*PROBLEM STATEMENT*
Copy out each line of the listing that has the word "JSON" in it.

*DATA FOR THIS EXERCISE*
────────────────
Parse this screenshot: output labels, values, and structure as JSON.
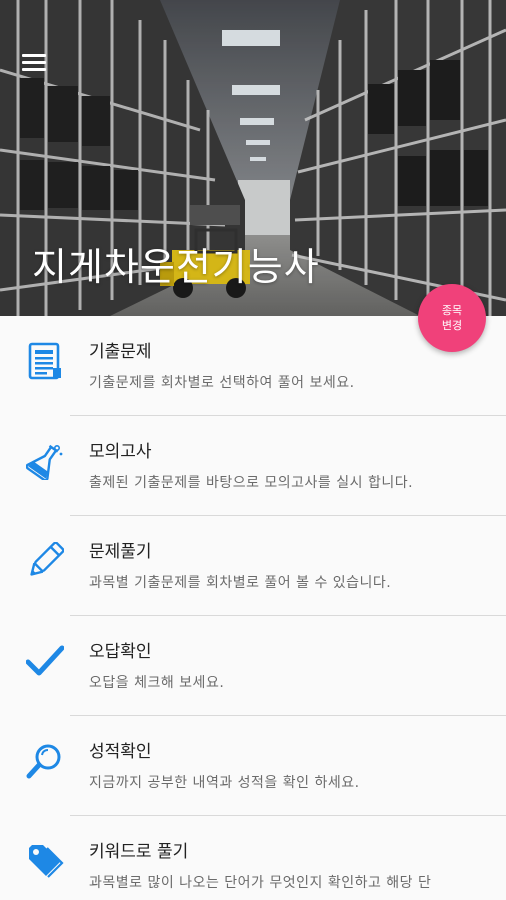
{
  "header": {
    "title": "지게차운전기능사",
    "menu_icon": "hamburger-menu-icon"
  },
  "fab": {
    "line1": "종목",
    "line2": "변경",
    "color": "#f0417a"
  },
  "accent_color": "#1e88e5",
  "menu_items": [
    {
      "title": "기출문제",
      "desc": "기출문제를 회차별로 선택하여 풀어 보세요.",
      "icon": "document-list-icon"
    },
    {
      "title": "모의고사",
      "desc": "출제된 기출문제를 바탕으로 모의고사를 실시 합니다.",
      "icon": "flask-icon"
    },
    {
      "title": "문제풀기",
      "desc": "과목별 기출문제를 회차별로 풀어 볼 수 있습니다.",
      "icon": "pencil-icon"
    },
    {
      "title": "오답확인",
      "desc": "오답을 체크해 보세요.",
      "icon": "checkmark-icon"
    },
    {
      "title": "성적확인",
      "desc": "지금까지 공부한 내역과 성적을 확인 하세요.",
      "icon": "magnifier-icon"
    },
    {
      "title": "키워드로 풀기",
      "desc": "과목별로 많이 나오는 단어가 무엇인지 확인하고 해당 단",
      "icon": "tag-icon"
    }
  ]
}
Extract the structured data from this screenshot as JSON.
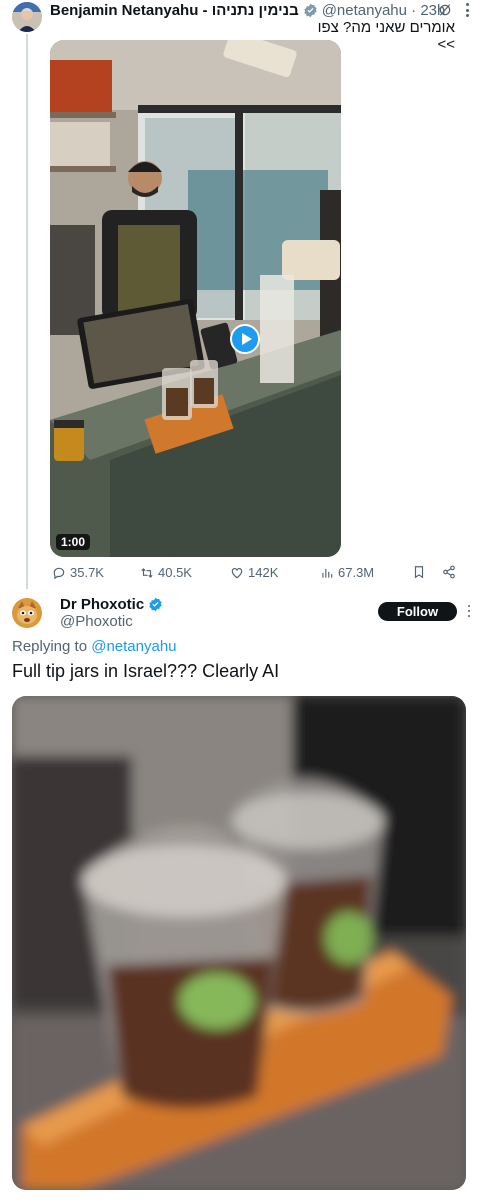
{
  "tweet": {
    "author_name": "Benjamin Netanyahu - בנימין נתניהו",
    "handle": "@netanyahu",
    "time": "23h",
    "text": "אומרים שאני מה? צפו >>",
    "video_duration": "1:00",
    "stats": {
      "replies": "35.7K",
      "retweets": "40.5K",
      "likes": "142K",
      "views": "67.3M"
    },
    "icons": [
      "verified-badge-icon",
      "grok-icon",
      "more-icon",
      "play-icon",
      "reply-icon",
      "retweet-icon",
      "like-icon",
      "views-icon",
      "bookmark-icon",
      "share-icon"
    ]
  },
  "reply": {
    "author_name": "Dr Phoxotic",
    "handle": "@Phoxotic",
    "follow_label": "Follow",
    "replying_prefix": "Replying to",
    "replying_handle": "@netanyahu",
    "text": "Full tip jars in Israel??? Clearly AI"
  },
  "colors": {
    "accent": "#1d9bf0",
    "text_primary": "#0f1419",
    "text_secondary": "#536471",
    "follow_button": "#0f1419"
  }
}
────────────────
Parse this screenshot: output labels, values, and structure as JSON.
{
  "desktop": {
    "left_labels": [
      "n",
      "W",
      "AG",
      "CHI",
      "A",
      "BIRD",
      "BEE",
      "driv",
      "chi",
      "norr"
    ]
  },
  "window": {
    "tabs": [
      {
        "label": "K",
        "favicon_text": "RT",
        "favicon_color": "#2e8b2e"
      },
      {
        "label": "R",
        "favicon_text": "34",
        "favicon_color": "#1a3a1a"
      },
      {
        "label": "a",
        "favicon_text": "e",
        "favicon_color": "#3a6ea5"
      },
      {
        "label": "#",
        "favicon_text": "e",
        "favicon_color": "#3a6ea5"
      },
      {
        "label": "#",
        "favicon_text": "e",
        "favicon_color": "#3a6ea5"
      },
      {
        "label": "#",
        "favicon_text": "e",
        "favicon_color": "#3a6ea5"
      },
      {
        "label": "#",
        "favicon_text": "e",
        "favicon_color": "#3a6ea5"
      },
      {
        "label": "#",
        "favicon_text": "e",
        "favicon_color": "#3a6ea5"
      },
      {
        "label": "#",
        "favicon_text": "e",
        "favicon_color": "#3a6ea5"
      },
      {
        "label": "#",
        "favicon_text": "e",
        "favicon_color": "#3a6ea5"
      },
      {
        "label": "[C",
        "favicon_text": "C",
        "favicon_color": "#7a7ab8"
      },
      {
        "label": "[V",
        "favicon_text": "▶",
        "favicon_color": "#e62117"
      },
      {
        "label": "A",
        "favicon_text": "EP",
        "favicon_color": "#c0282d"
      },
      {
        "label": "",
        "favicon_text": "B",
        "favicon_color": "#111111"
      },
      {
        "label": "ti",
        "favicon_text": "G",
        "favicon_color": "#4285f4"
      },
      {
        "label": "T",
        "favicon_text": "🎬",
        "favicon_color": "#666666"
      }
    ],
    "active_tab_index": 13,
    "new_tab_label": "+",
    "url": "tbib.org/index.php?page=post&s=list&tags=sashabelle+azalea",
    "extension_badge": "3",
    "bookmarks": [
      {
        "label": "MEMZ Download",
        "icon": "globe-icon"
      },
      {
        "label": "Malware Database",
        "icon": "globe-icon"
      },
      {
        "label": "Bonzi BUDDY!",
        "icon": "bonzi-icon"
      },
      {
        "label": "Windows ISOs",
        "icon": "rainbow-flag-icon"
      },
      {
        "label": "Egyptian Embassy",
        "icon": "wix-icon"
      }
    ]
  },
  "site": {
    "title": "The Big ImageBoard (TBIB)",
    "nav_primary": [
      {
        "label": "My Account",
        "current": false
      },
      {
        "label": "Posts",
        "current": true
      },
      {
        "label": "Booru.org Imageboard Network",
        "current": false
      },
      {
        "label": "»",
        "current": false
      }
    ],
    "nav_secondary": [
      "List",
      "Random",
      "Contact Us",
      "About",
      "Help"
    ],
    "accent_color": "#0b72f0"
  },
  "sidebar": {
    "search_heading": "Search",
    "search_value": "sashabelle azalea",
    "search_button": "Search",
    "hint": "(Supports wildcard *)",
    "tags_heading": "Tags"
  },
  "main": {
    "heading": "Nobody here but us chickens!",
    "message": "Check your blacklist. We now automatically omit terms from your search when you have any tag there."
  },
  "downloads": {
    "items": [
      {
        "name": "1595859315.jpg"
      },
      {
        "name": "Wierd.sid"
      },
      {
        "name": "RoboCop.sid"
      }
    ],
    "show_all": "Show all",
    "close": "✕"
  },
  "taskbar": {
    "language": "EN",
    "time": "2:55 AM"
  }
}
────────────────
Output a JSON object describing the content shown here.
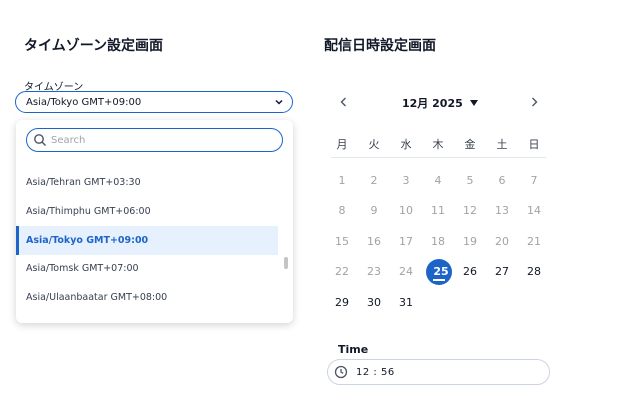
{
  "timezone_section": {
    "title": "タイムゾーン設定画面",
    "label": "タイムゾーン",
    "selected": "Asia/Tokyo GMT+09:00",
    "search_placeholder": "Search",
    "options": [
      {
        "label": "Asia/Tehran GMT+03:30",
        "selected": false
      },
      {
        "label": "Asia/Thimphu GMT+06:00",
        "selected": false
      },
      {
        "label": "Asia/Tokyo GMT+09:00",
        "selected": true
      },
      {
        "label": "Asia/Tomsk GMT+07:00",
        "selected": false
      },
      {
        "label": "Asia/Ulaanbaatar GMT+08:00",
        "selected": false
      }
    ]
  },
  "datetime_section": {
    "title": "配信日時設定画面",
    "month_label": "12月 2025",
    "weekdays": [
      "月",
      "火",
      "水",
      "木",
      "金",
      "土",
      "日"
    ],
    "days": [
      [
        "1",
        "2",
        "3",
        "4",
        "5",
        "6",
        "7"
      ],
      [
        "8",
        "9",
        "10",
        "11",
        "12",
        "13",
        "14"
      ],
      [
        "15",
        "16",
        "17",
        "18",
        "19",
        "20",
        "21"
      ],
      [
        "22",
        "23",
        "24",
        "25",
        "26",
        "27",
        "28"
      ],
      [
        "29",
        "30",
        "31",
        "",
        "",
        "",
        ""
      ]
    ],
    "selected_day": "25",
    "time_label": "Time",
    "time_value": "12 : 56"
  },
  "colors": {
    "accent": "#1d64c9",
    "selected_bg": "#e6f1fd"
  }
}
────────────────
*TASK ANSWER*
Parse this screenshot: output labels, values, and structure as JSON.
Extract the structured data from this screenshot as JSON.
Parse this screenshot: output labels, values, and structure as JSON.
Output a JSON object describing the content shown here.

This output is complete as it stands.